# BRIEF:
Across the entries below, how many lines have the string "Xmodem" in them? Reply with only the number.
......
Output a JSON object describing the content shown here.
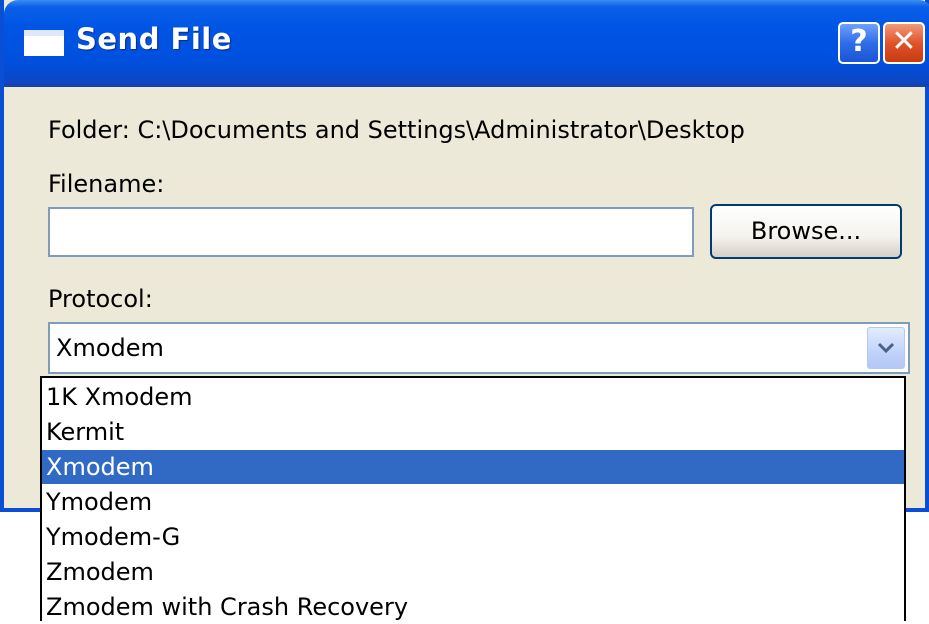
{
  "window": {
    "title": "Send File",
    "help_label": "?",
    "close_label": "✕"
  },
  "form": {
    "folder_text": "Folder:  C:\\Documents and Settings\\Administrator\\Desktop",
    "filename_label": "Filename:",
    "filename_value": "",
    "browse_label": "Browse...",
    "protocol_label": "Protocol:",
    "protocol_selected": "Xmodem"
  },
  "protocol_options": [
    {
      "label": "1K Xmodem",
      "selected": false
    },
    {
      "label": "Kermit",
      "selected": false
    },
    {
      "label": "Xmodem",
      "selected": true
    },
    {
      "label": "Ymodem",
      "selected": false
    },
    {
      "label": "Ymodem-G",
      "selected": false
    },
    {
      "label": "Zmodem",
      "selected": false
    },
    {
      "label": "Zmodem with Crash Recovery",
      "selected": false
    }
  ],
  "icons": {
    "title_icon": "window-icon",
    "help_icon": "help-icon",
    "close_icon": "close-icon",
    "dropdown_icon": "chevron-down-icon"
  },
  "colors": {
    "titlebar": "#0055e5",
    "selection": "#316ac5",
    "dialog_bg": "#ece9d8",
    "close_button": "#e1542a"
  }
}
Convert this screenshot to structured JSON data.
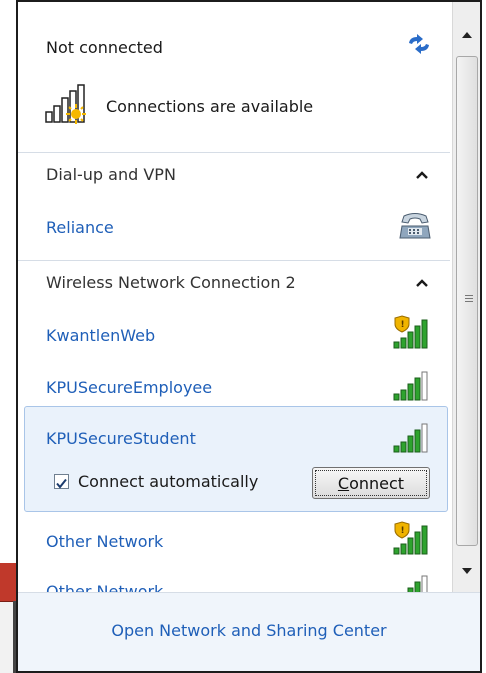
{
  "status": {
    "title": "Not connected",
    "message": "Connections are available"
  },
  "sections": [
    {
      "label": "Dial-up and VPN"
    },
    {
      "label": "Wireless Network Connection 2"
    }
  ],
  "dialup": {
    "items": [
      {
        "label": "Reliance",
        "icon": "telephone-modem-icon"
      }
    ]
  },
  "wireless": {
    "networks": [
      {
        "label": "KwantlenWeb",
        "secured": false
      },
      {
        "label": "KPUSecureEmployee",
        "secured": true
      },
      {
        "label": "KPUSecureStudent",
        "secured": true,
        "selected": true
      },
      {
        "label": "Other Network",
        "secured": false
      },
      {
        "label": "Other Network",
        "secured": true
      }
    ],
    "connect_automatically": "Connect automatically",
    "connect_automatically_checked": true,
    "connect_button": "Connect",
    "connect_button_access_key": "C"
  },
  "footer": {
    "link": "Open Network and Sharing Center"
  },
  "colors": {
    "link": "#1f5fb8",
    "selection_bg": "#eaf2fb",
    "selection_border": "#a9c5e8",
    "footer_bg": "#f0f5fb"
  }
}
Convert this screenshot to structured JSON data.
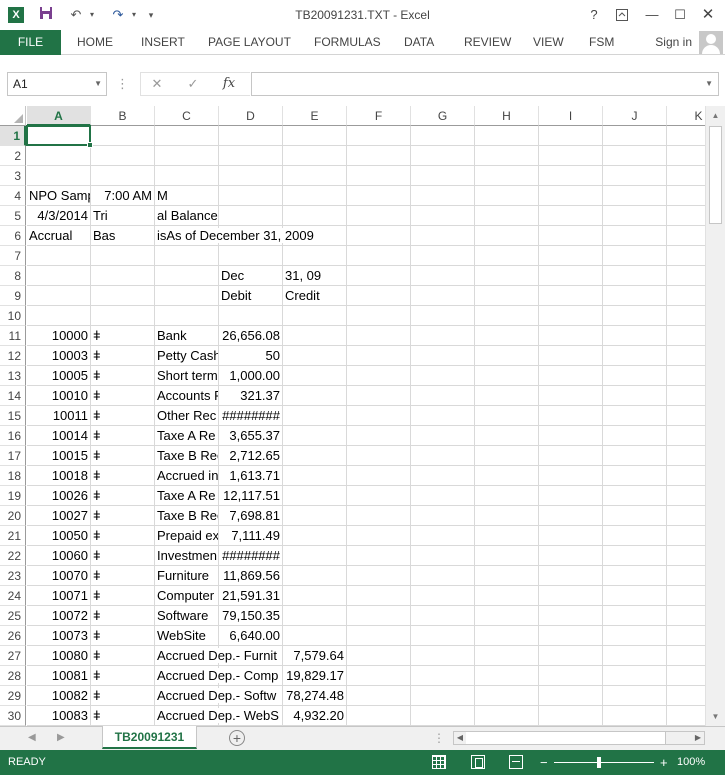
{
  "app": {
    "title": "TB20091231.TXT - Excel",
    "logo_letter": "X",
    "quick_access": [
      "save-icon",
      "undo-icon",
      "redo-icon",
      "customize-icon"
    ],
    "window_buttons": [
      "help-icon",
      "ribbon-display-icon",
      "minimize-icon",
      "maximize-icon",
      "close-icon"
    ]
  },
  "ribbon": {
    "file_tab": "FILE",
    "tabs": [
      "HOME",
      "INSERT",
      "PAGE LAYOUT",
      "FORMULAS",
      "DATA",
      "REVIEW",
      "VIEW",
      "FSM"
    ],
    "sign_in": "Sign in"
  },
  "formula_bar": {
    "name_box": "A1",
    "formula": "",
    "buttons": [
      "cancel-icon",
      "enter-icon",
      "insert-function-icon"
    ]
  },
  "grid": {
    "active_cell": "A1",
    "columns": [
      "A",
      "B",
      "C",
      "D",
      "E",
      "F",
      "G",
      "H",
      "I",
      "J",
      "K"
    ],
    "rows": [
      {
        "n": "1",
        "cells": {}
      },
      {
        "n": "2",
        "cells": {}
      },
      {
        "n": "3",
        "cells": {}
      },
      {
        "n": "4",
        "cells": {
          "A": "NPO Samp",
          "B": "7:00 AM",
          "C": "M"
        }
      },
      {
        "n": "5",
        "cells": {
          "A": "4/3/2014",
          "B": "Tri",
          "C": "al Balance"
        }
      },
      {
        "n": "6",
        "cells": {
          "A": "Accrual",
          "B": "Bas",
          "C": "isAs of December 31, 2009"
        }
      },
      {
        "n": "7",
        "cells": {}
      },
      {
        "n": "8",
        "cells": {
          "D": "Dec",
          "E": "31, 09"
        }
      },
      {
        "n": "9",
        "cells": {
          "D": "Debit",
          "E": "Credit"
        }
      },
      {
        "n": "10",
        "cells": {}
      },
      {
        "n": "11",
        "cells": {
          "A": "10000",
          "B": "ǂ",
          "C": "Bank",
          "D": "26,656.08"
        }
      },
      {
        "n": "12",
        "cells": {
          "A": "10003",
          "B": "ǂ",
          "C": "Petty Cash",
          "D": "50"
        }
      },
      {
        "n": "13",
        "cells": {
          "A": "10005",
          "B": "ǂ",
          "C": "Short term",
          "D": "1,000.00"
        }
      },
      {
        "n": "14",
        "cells": {
          "A": "10010",
          "B": "ǂ",
          "C": "Accounts R",
          "D": "321.37"
        }
      },
      {
        "n": "15",
        "cells": {
          "A": "10011",
          "B": "ǂ",
          "C": "Other Rec",
          "D": "########"
        }
      },
      {
        "n": "16",
        "cells": {
          "A": "10014",
          "B": "ǂ",
          "C": "Taxe A Re",
          "D": "3,655.37"
        }
      },
      {
        "n": "17",
        "cells": {
          "A": "10015",
          "B": "ǂ",
          "C": "Taxe B Rec",
          "D": "2,712.65"
        }
      },
      {
        "n": "18",
        "cells": {
          "A": "10018",
          "B": "ǂ",
          "C": "Accrued in",
          "D": "1,613.71"
        }
      },
      {
        "n": "19",
        "cells": {
          "A": "10026",
          "B": "ǂ",
          "C": "Taxe A Re",
          "D": "12,117.51"
        }
      },
      {
        "n": "20",
        "cells": {
          "A": "10027",
          "B": "ǂ",
          "C": "Taxe B Rec",
          "D": "7,698.81"
        }
      },
      {
        "n": "21",
        "cells": {
          "A": "10050",
          "B": "ǂ",
          "C": "Prepaid ex",
          "D": "7,111.49"
        }
      },
      {
        "n": "22",
        "cells": {
          "A": "10060",
          "B": "ǂ",
          "C": "Investmen",
          "D": "########"
        }
      },
      {
        "n": "23",
        "cells": {
          "A": "10070",
          "B": "ǂ",
          "C": "Furniture",
          "D": "11,869.56"
        }
      },
      {
        "n": "24",
        "cells": {
          "A": "10071",
          "B": "ǂ",
          "C": "Computer",
          "D": "21,591.31"
        }
      },
      {
        "n": "25",
        "cells": {
          "A": "10072",
          "B": "ǂ",
          "C": "Software",
          "D": "79,150.35"
        }
      },
      {
        "n": "26",
        "cells": {
          "A": "10073",
          "B": "ǂ",
          "C": "WebSite",
          "D": "6,640.00"
        }
      },
      {
        "n": "27",
        "cells": {
          "A": "10080",
          "B": "ǂ",
          "C": "Accrued Dep.- Furnit",
          "E": "7,579.64"
        }
      },
      {
        "n": "28",
        "cells": {
          "A": "10081",
          "B": "ǂ",
          "C": "Accrued Dep.- Comp",
          "E": "19,829.17"
        }
      },
      {
        "n": "29",
        "cells": {
          "A": "10082",
          "B": "ǂ",
          "C": "Accrued Dep.- Softw",
          "E": "78,274.48"
        }
      },
      {
        "n": "30",
        "cells": {
          "A": "10083",
          "B": "ǂ",
          "C": "Accrued Dep.- WebS",
          "E": "4,932.20"
        }
      }
    ]
  },
  "sheets": {
    "tabs": [
      "TB20091231"
    ],
    "active": "TB20091231",
    "add_label": "+"
  },
  "status": {
    "text": "READY",
    "zoom": "100%",
    "zoom_out": "−",
    "zoom_in": "+"
  },
  "colors": {
    "accent": "#217346",
    "gridline": "#d9d9d9",
    "header_selected": "#e1e1e1"
  }
}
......
# TASK ANSWER:
3